The current goals of my day-to-day are “settling in” and “finding a job.” On the day before an interview, the goal of “finding a job” is very orienting, but usually my day-to-day life feels like a lot of decisions of how to spend my time. There is a lot of luxury and privilege to having the opportunity to take online classes, to weigh pros and cons when deciding to apply for a job, and to be able to last minute decide to drive four and half hours one way for a night at the beach with a longtime friend. But I also crave routine and a way to transition between work and play that doesn’t 1000% fall on me. Recently, I have started going to the Durham County Main Library. The building is new and beautiful, there are many places to sit and work (or read), there is an outside terrace, AND there is free parking. I have a library card(!), and this enables me to reserve a meeting room when I need to Zoom. Libraries are an invaluable public resource that I have never felt so grateful for.
I am also physically far from all the people that I spent the majority of my time with in my Boston/Brookline/Princeton life. Between isolation during the Covid pandemic, being in the same work environment for so long, having such an established social world in Boston, and doing very minimal dating in the past years, I am totally out of practice meeting new people. I luckily have pretty minimal social anxiety, so this is not a huge deal, but it does mean that I am constantly presenting who I am and what my story is. I try to be both authentic and appropriately confident in these moments, but sometimes it's exhausting. The good news though, is that I am getting to meet new people! Besides my housemates, the primary way that this has been happening is through an awesome group called Durham Queer Sports. Through this group I have started playing ultimate frisbee again, and I also went to the Durham Bulls (AAA baseball) Pride Night. I am really excited to be able to be in queer community so quickly.
I have also been reconnecting with friends and contacts from my Rice and Harvard lives, as well as close friends of my mother who she has known since childhood. Everyone has been incredibly warm and generous with their hospitality and time. I have even flexed the muscle of asking for assistance, and I have benefited tremendously from the generosity of my godmother. I am also grateful for the support by phone, text, and g-chat from my family and friends all over the country. Allowing oneself to receive support and help is an important part of relationship building and deepening.
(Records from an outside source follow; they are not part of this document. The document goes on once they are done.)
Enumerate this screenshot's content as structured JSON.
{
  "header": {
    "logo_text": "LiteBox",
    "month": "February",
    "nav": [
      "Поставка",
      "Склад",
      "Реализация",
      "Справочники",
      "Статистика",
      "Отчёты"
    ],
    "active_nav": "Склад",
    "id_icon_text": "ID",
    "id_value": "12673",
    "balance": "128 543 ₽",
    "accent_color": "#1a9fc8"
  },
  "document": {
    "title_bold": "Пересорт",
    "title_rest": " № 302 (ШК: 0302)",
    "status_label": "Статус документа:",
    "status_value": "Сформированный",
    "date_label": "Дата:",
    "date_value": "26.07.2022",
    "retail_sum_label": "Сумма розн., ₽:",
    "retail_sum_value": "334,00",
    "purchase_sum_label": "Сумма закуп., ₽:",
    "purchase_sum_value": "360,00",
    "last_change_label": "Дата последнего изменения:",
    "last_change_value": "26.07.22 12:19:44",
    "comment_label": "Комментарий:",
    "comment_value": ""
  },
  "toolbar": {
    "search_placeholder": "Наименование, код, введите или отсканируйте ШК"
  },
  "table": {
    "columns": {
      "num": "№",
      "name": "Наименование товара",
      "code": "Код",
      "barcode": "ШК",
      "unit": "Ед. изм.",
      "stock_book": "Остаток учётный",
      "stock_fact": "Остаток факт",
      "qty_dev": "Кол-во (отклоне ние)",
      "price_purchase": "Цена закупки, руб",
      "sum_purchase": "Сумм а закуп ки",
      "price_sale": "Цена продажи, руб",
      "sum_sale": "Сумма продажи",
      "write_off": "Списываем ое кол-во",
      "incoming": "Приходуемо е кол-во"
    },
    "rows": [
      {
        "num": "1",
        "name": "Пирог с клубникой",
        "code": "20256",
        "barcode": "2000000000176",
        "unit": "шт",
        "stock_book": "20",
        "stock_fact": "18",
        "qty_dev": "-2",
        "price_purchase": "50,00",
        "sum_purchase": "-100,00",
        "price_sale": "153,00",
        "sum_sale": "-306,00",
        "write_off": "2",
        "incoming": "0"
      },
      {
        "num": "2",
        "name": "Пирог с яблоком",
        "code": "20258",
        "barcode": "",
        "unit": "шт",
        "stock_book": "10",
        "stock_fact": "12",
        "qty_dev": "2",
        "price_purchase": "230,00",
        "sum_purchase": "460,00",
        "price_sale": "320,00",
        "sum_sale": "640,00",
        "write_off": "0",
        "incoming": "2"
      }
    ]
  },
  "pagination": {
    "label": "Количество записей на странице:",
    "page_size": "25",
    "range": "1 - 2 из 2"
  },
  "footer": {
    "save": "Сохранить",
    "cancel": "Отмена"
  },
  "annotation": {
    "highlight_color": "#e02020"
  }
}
I anticipate that faster than I expect the feeling of being outside my comfort zone will ebb. I’ll try to appreciate the upsides while it lasts.